> _PROBLEM TO WORK ON_
Would you write out the entries below word for word, omitting the pictures?

[Page and application data records]
# # # # # # #

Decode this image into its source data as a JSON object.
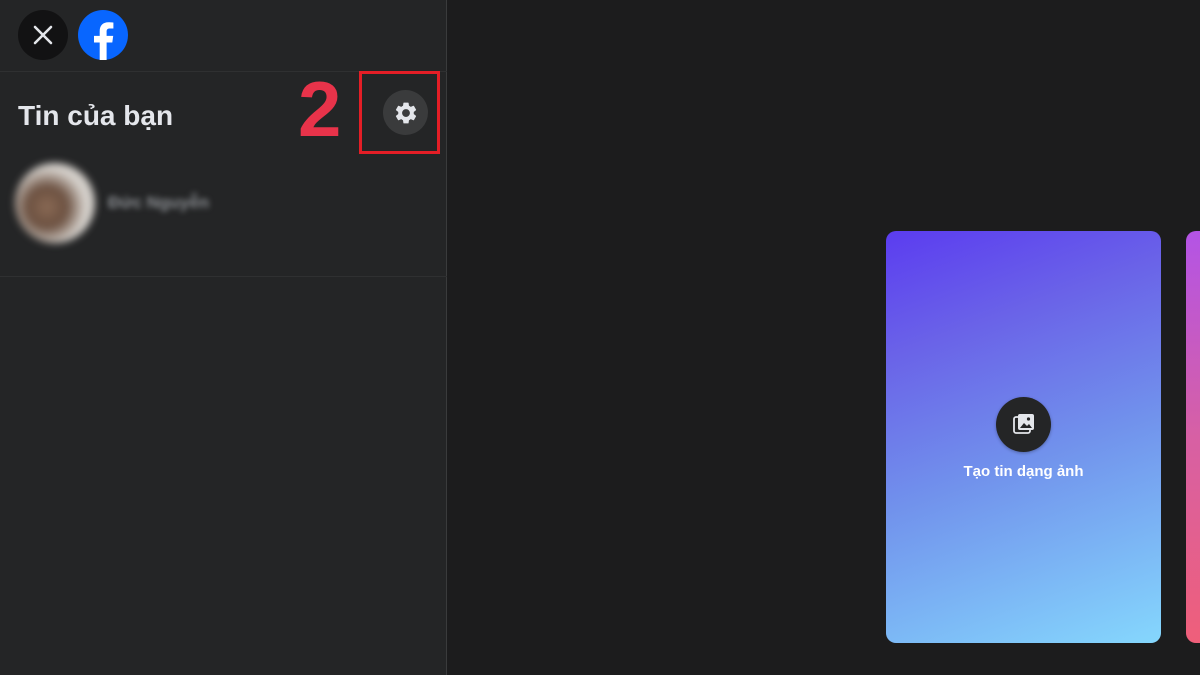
{
  "sidebar": {
    "title": "Tin của bạn",
    "story": {
      "name": "Đức Nguyễn"
    }
  },
  "annotation": {
    "step": "2",
    "highlight_color": "#e41e26",
    "step_color": "#e8334a"
  },
  "cards": {
    "photo_story_label": "Tạo tin dạng ảnh"
  },
  "icons": {
    "close": "close-icon",
    "logo": "facebook-logo",
    "settings": "gear-icon",
    "photo": "photo-gallery-icon"
  },
  "colors": {
    "facebook_blue": "#0866ff",
    "sidebar_bg": "#242526",
    "page_bg": "#1c1c1d"
  }
}
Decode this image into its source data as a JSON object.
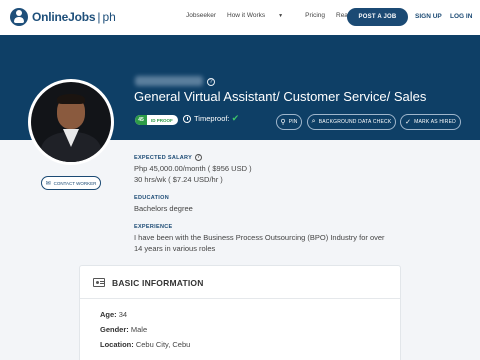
{
  "brand": {
    "name": "OnlineJobs",
    "sep": "|",
    "suffix": "ph"
  },
  "nav": {
    "links": [
      "Jobseeker",
      "How it Works",
      "Pricing",
      "Real Results"
    ],
    "post_job": "POST A JOB",
    "signup": "SIGN UP",
    "login": "LOG IN"
  },
  "profile": {
    "title": "General Virtual Assistant/ Customer Service/ Sales",
    "id_proof_num": "45",
    "id_proof_label": "ID PROOF",
    "timeproof": "Timeproof:",
    "actions": {
      "pin": "PIN",
      "background": "BACKGROUND DATA CHECK",
      "hire": "MARK AS HIRED"
    },
    "contact": "CONTACT WORKER"
  },
  "salary": {
    "heading": "EXPECTED SALARY",
    "monthly": "Php 45,000.00/month ( $956 USD )",
    "hourly": "30 hrs/wk ( $7.24 USD/hr )"
  },
  "education": {
    "heading": "EDUCATION",
    "value": "Bachelors degree"
  },
  "experience": {
    "heading": "EXPERIENCE",
    "line1": "I have been with the Business Process Outsourcing (BPO) Industry for over",
    "line2": "14 years in various roles"
  },
  "basic_info": {
    "title": "BASIC INFORMATION",
    "age_label": "Age:",
    "age": "34",
    "gender_label": "Gender:",
    "gender": "Male",
    "location_label": "Location:",
    "location": "Cebu City, Cebu"
  },
  "colors": {
    "nav_bg": "#ffffff",
    "hero_bg": "#0e3f66",
    "accent": "#1b4a74",
    "badge_green": "#2e9b48"
  },
  "icons": [
    "logo-icon",
    "question-icon",
    "clock-icon",
    "check-icon",
    "pin-icon",
    "search-icon",
    "check-circle-icon",
    "mail-icon",
    "id-card-icon"
  ]
}
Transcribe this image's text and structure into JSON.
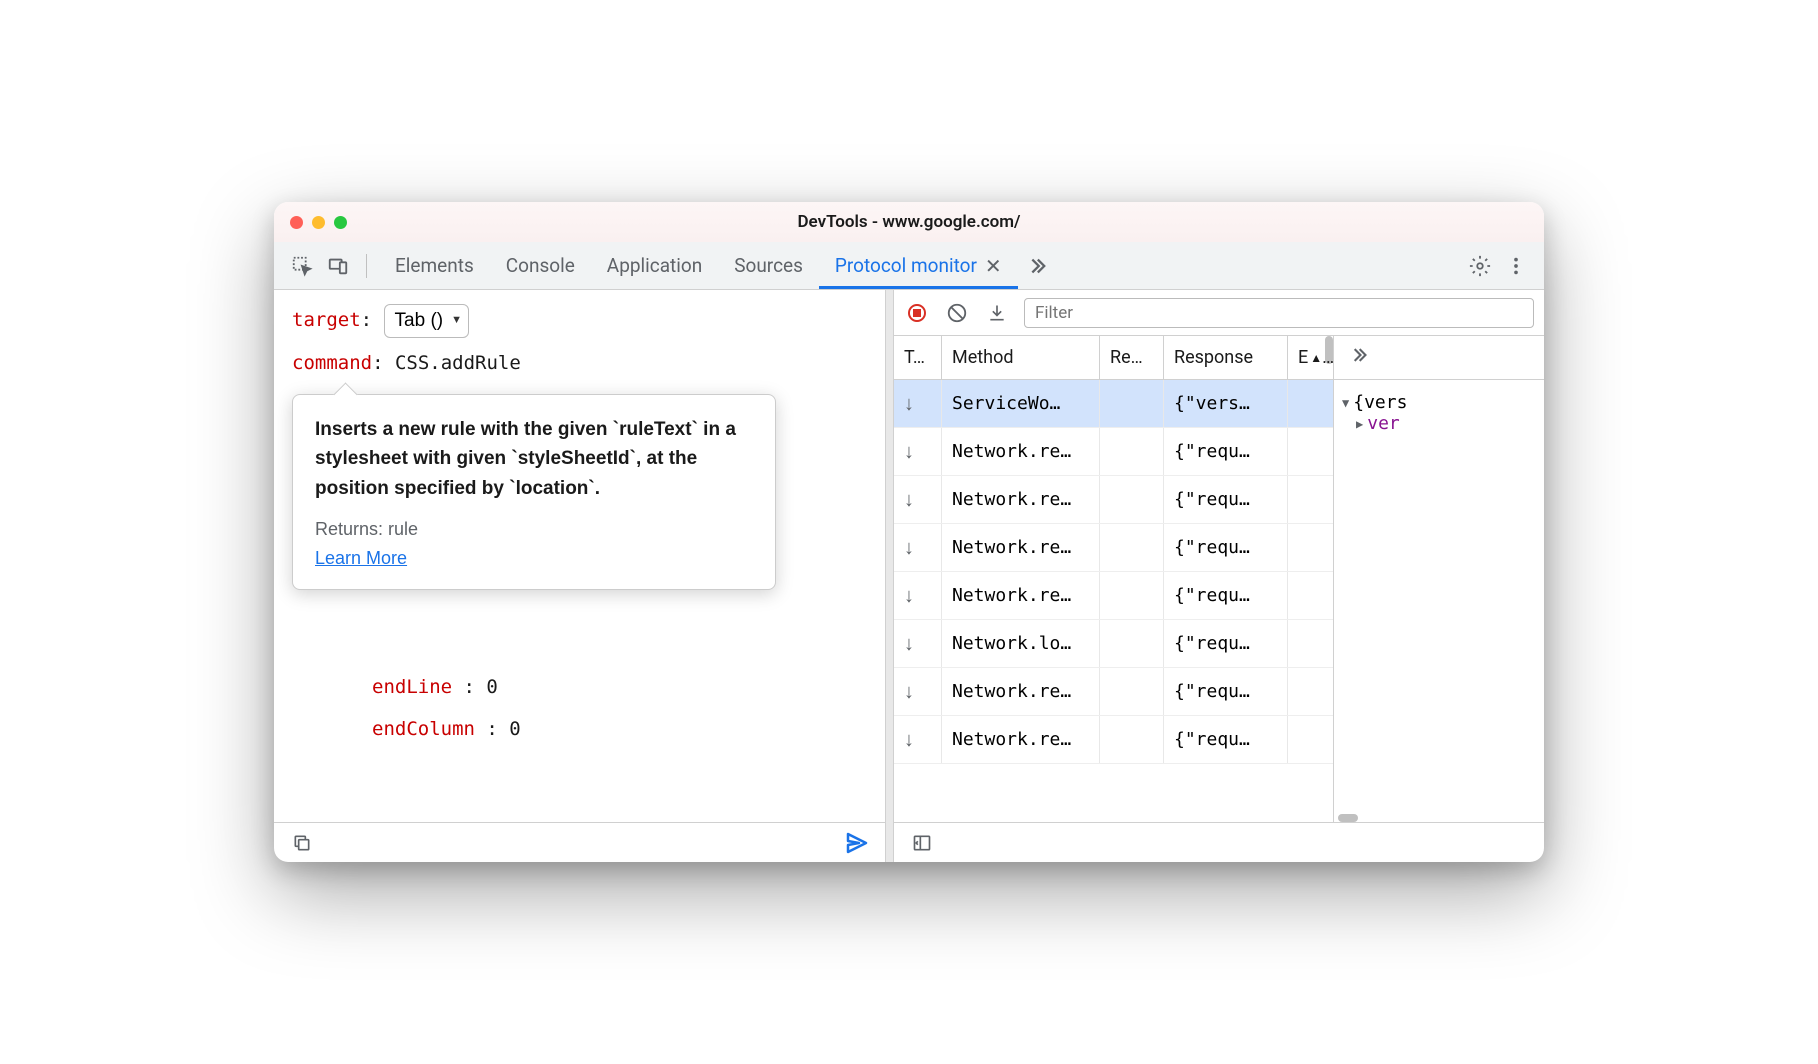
{
  "window": {
    "title": "DevTools - www.google.com/"
  },
  "tabs": {
    "items": [
      "Elements",
      "Console",
      "Application",
      "Sources",
      "Protocol monitor"
    ],
    "active_index": 4
  },
  "editor": {
    "target_label": "target",
    "target_value": "Tab ()",
    "command_label": "command",
    "command_value": "CSS.addRule",
    "params": {
      "endLine_label": "endLine",
      "endLine_value": "0",
      "endColumn_label": "endColumn",
      "endColumn_value": "0"
    }
  },
  "tooltip": {
    "description": "Inserts a new rule with the given `ruleText` in a stylesheet with given `styleSheetId`, at the position specified by `location`.",
    "returns": "Returns: rule",
    "link": "Learn More"
  },
  "filter": {
    "placeholder": "Filter"
  },
  "table": {
    "headers": {
      "t": "T…",
      "method": "Method",
      "re": "Re…",
      "response": "Response",
      "e": "E"
    },
    "rows": [
      {
        "method": "ServiceWo…",
        "response": "{\"vers…",
        "selected": true
      },
      {
        "method": "Network.re…",
        "response": "{\"requ…"
      },
      {
        "method": "Network.re…",
        "response": "{\"requ…"
      },
      {
        "method": "Network.re…",
        "response": "{\"requ…"
      },
      {
        "method": "Network.re…",
        "response": "{\"requ…"
      },
      {
        "method": "Network.lo…",
        "response": "{\"requ…"
      },
      {
        "method": "Network.re…",
        "response": "{\"requ…"
      },
      {
        "method": "Network.re…",
        "response": "{\"requ…"
      }
    ]
  },
  "details": {
    "root": "{vers",
    "key": "ver"
  }
}
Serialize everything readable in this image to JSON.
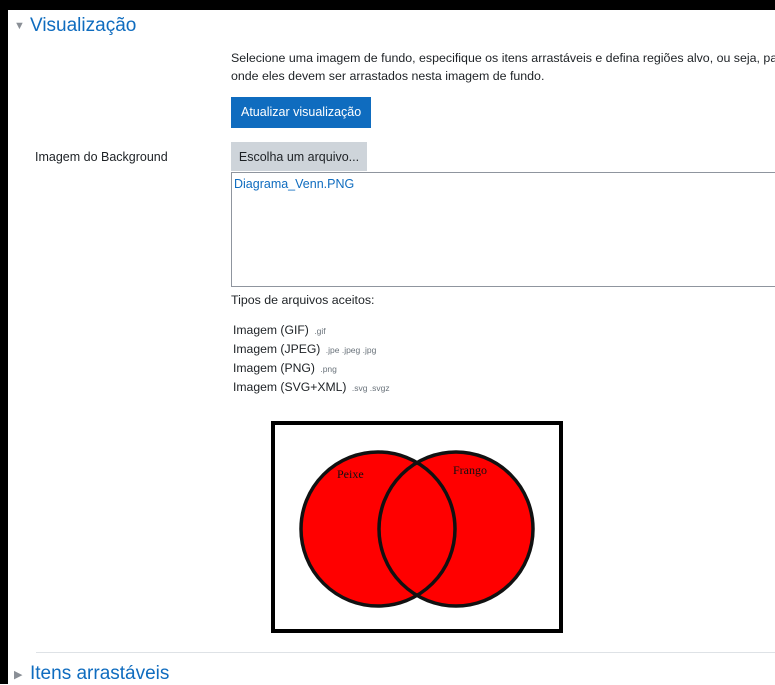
{
  "sections": {
    "visualizacao": {
      "title": "Visualização",
      "expanded": true
    },
    "itens": {
      "title": "Itens arrastáveis",
      "expanded": false
    }
  },
  "intro": {
    "line1": "Selecione uma imagem de fundo, especifique os itens arrastáveis e defina regiões alvo, ou seja, para",
    "line2": "onde eles devem ser arrastados nesta imagem de fundo."
  },
  "update_button": "Atualizar visualização",
  "background": {
    "label": "Imagem do Background",
    "choose_button": "Escolha um arquivo...",
    "selected_file": "Diagrama_Venn.PNG"
  },
  "file_types": {
    "title": "Tipos de arquivos aceitos:",
    "items": [
      {
        "name": "Imagem (GIF)",
        "ext": ".gif"
      },
      {
        "name": "Imagem (JPEG)",
        "ext": ".jpe .jpeg .jpg"
      },
      {
        "name": "Imagem (PNG)",
        "ext": ".png"
      },
      {
        "name": "Imagem (SVG+XML)",
        "ext": ".svg .svgz"
      }
    ]
  },
  "diagram": {
    "left_label": "Peixe",
    "right_label": "Frango",
    "fill_color": "#ff0000",
    "stroke_color": "#111111"
  },
  "colors": {
    "accent": "#0f6cbf",
    "secondary_button": "#ced4da"
  }
}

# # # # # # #

> _ANSWER TO THIS EXERCISE_
Decode this image into its source data as a JSON object.
{
  "sidebar": {
    "title": "Tin của bạn",
    "story": {
      "name": "Đức Nguyễn"
    }
  },
  "annotation": {
    "step": "2",
    "highlight_color": "#e41e26",
    "step_color": "#e8334a"
  },
  "cards": {
    "photo_story_label": "Tạo tin dạng ảnh"
  },
  "icons": {
    "close": "close-icon",
    "logo": "facebook-logo",
    "settings": "gear-icon",
    "photo": "photo-gallery-icon"
  },
  "colors": {
    "facebook_blue": "#0866ff",
    "sidebar_bg": "#242526",
    "page_bg": "#1c1c1d"
  }
}
Decode this image into its source data as a JSON object.
{
  "brand": {
    "name": "OnlineJobs",
    "sep": "|",
    "suffix": "ph"
  },
  "nav": {
    "links": [
      "Jobseeker",
      "How it Works",
      "Pricing",
      "Real Results"
    ],
    "post_job": "POST A JOB",
    "signup": "SIGN UP",
    "login": "LOG IN"
  },
  "profile": {
    "title": "General Virtual Assistant/ Customer Service/ Sales",
    "id_proof_num": "45",
    "id_proof_label": "ID PROOF",
    "timeproof": "Timeproof:",
    "actions": {
      "pin": "PIN",
      "background": "BACKGROUND DATA CHECK",
      "hire": "MARK AS HIRED"
    },
    "contact": "CONTACT WORKER"
  },
  "salary": {
    "heading": "EXPECTED SALARY",
    "monthly": "Php 45,000.00/month ( $956 USD )",
    "hourly": "30 hrs/wk ( $7.24 USD/hr )"
  },
  "education": {
    "heading": "EDUCATION",
    "value": "Bachelors degree"
  },
  "experience": {
    "heading": "EXPERIENCE",
    "line1": "I have been with the Business Process Outsourcing (BPO) Industry for over",
    "line2": "14 years in various roles"
  },
  "basic_info": {
    "title": "BASIC INFORMATION",
    "age_label": "Age:",
    "age": "34",
    "gender_label": "Gender:",
    "gender": "Male",
    "location_label": "Location:",
    "location": "Cebu City, Cebu"
  },
  "colors": {
    "nav_bg": "#ffffff",
    "hero_bg": "#0e3f66",
    "accent": "#1b4a74",
    "badge_green": "#2e9b48"
  },
  "icons": [
    "logo-icon",
    "question-icon",
    "clock-icon",
    "check-icon",
    "pin-icon",
    "search-icon",
    "check-circle-icon",
    "mail-icon",
    "id-card-icon"
  ]
}
Transcribe this image's text and structure into JSON.
{
  "window": {
    "title": "DevTools - www.google.com/"
  },
  "tabs": {
    "items": [
      "Elements",
      "Console",
      "Application",
      "Sources",
      "Protocol monitor"
    ],
    "active_index": 4
  },
  "editor": {
    "target_label": "target",
    "target_value": "Tab ()",
    "command_label": "command",
    "command_value": "CSS.addRule",
    "params": {
      "endLine_label": "endLine",
      "endLine_value": "0",
      "endColumn_label": "endColumn",
      "endColumn_value": "0"
    }
  },
  "tooltip": {
    "description": "Inserts a new rule with the given `ruleText` in a stylesheet with given `styleSheetId`, at the position specified by `location`.",
    "returns": "Returns: rule",
    "link": "Learn More"
  },
  "filter": {
    "placeholder": "Filter"
  },
  "table": {
    "headers": {
      "t": "T…",
      "method": "Method",
      "re": "Re…",
      "response": "Response",
      "e": "E"
    },
    "rows": [
      {
        "method": "ServiceWo…",
        "response": "{\"vers…",
        "selected": true
      },
      {
        "method": "Network.re…",
        "response": "{\"requ…"
      },
      {
        "method": "Network.re…",
        "response": "{\"requ…"
      },
      {
        "method": "Network.re…",
        "response": "{\"requ…"
      },
      {
        "method": "Network.re…",
        "response": "{\"requ…"
      },
      {
        "method": "Network.lo…",
        "response": "{\"requ…"
      },
      {
        "method": "Network.re…",
        "response": "{\"requ…"
      },
      {
        "method": "Network.re…",
        "response": "{\"requ…"
      }
    ]
  },
  "details": {
    "root": "{vers",
    "key": "ver"
  }
}
Serialize everything readable in this image to JSON.
{
  "sections": {
    "visualizacao": {
      "title": "Visualização",
      "expanded": true
    },
    "itens": {
      "title": "Itens arrastáveis",
      "expanded": false
    }
  },
  "intro": {
    "line1": "Selecione uma imagem de fundo, especifique os itens arrastáveis e defina regiões alvo, ou seja, para",
    "line2": "onde eles devem ser arrastados nesta imagem de fundo."
  },
  "update_button": "Atualizar visualização",
  "background": {
    "label": "Imagem do Background",
    "choose_button": "Escolha um arquivo...",
    "selected_file": "Diagrama_Venn.PNG"
  },
  "file_types": {
    "title": "Tipos de arquivos aceitos:",
    "items": [
      {
        "name": "Imagem (GIF)",
        "ext": ".gif"
      },
      {
        "name": "Imagem (JPEG)",
        "ext": ".jpe .jpeg .jpg"
      },
      {
        "name": "Imagem (PNG)",
        "ext": ".png"
      },
      {
        "name": "Imagem (SVG+XML)",
        "ext": ".svg .svgz"
      }
    ]
  },
  "diagram": {
    "left_label": "Peixe",
    "right_label": "Frango",
    "fill_color": "#ff0000",
    "stroke_color": "#111111"
  },
  "colors": {
    "accent": "#0f6cbf",
    "secondary_button": "#ced4da"
  }
}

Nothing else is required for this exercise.